18 July, 2017
A Toddler's Dry Cracked Lips
Lips lack oil glands; that's why your toddler’s lips can’t moisturize themselves as effectively as the rest of his skin. Also, if your toddler spends a lot of time outside – under the sun or in the wind – or if he drools and licks his lips, then he may have an increased risk of dry, cracked lips.
Causes Of Cracked Lips
Dehydration may be the source of your toddler's dry and cracked lips. Because the body lacks sufficient moisture, your child's lips become dry. When they become extremely dry, they lose their flexibility and begin to crack. Vomiting and fever can cause dehydration, as can not drinking enough fluids.
The American Academy of Dermatology reports that saliva can cause or exacerbate lip dryness in toddlers, since they often drool or lick their lips. Dry seasons such as winter can cause chapped lips, as can sunlight exposure.
Run a humidifier in your house to prevent too-dry air, the American Academy of Dermatology recommends. The Institute for Integrative Healthcare Studies suggests that you encourage your toddler to drink more water so that she doesn’t become dehydrated. Loosely cover your toddler’s mouth with a scarf when she goes outside on a dry or windy day.

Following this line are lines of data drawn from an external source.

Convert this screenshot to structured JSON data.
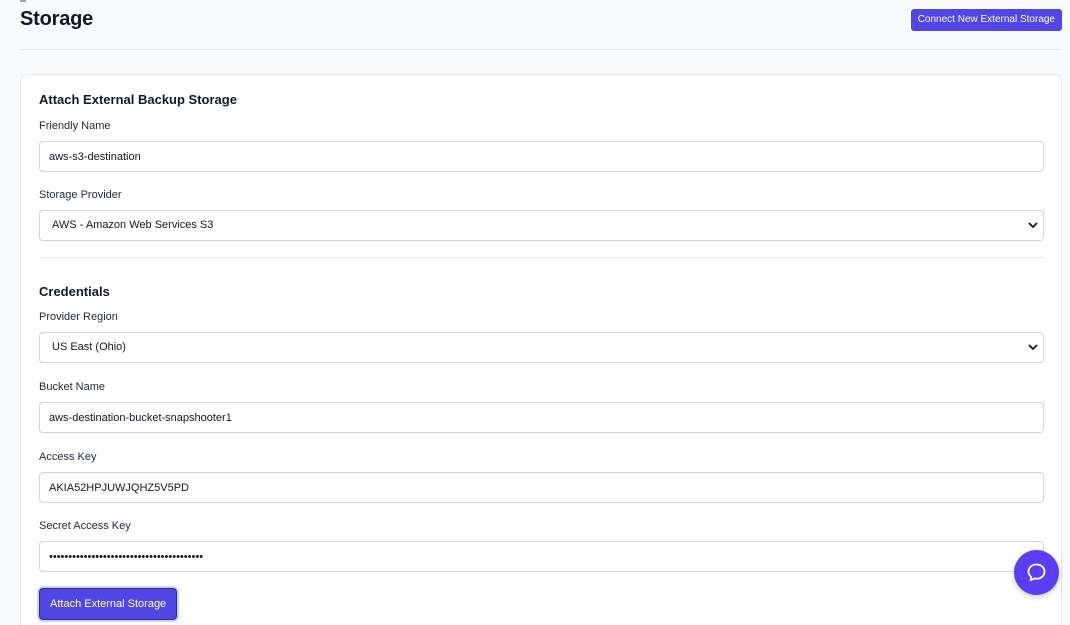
{
  "header": {
    "title": "Storage",
    "connect_button": "Connect New External Storage"
  },
  "form": {
    "section_title": "Attach External Backup Storage",
    "friendly_name": {
      "label": "Friendly Name",
      "value": "aws-s3-destination"
    },
    "storage_provider": {
      "label": "Storage Provider",
      "selected": "AWS - Amazon Web Services S3"
    },
    "credentials_title": "Credentials",
    "provider_region": {
      "label": "Provider Region",
      "selected": "US East (Ohio)"
    },
    "bucket_name": {
      "label": "Bucket Name",
      "value": "aws-destination-bucket-snapshooter1"
    },
    "access_key": {
      "label": "Access Key",
      "value": "AKIA52HPJUWJQHZ5V5PD"
    },
    "secret_access_key": {
      "label": "Secret Access Key",
      "value": "••••••••••••••••••••••••••••••••••••••••"
    },
    "submit_button": "Attach External Storage"
  },
  "icons": {
    "select_chevron": "chevron-down-icon",
    "chat": "chat-bubble-icon"
  },
  "colors": {
    "primary": "#4f46e5",
    "chat_bubble": "#5b3df5"
  }
}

Soothe Your Toddler's Skin
Apply Vaseline or lip balm to your toddler’s dry and cracked lips. Instruct your child to drink more water so that his body has sufficient moisture to repair his lips. If your child experiences strong pain or if his lips don’t heal, see a pediatrician or dermatologist, who can prescribe an intensive-care lip ointment.
Talk to Your Toddler
Talk to your toddler to comfort her and to help her understand why her lips hurt. Explain that drinking water will help her lips feel better. Tell her not to lick the lip balm on her lips; explain that it both hinders the medicine and worsens the pain.
If your toddler’s lips are cracked severely or if they won’t heal, talk to a doctor. Dry, cracked lips can potentially indicate a serious disease. If the dryness resulted from dehydration accompanied by vomiting or fever, call a pediatrician.
- Dale Davidson/Demand Media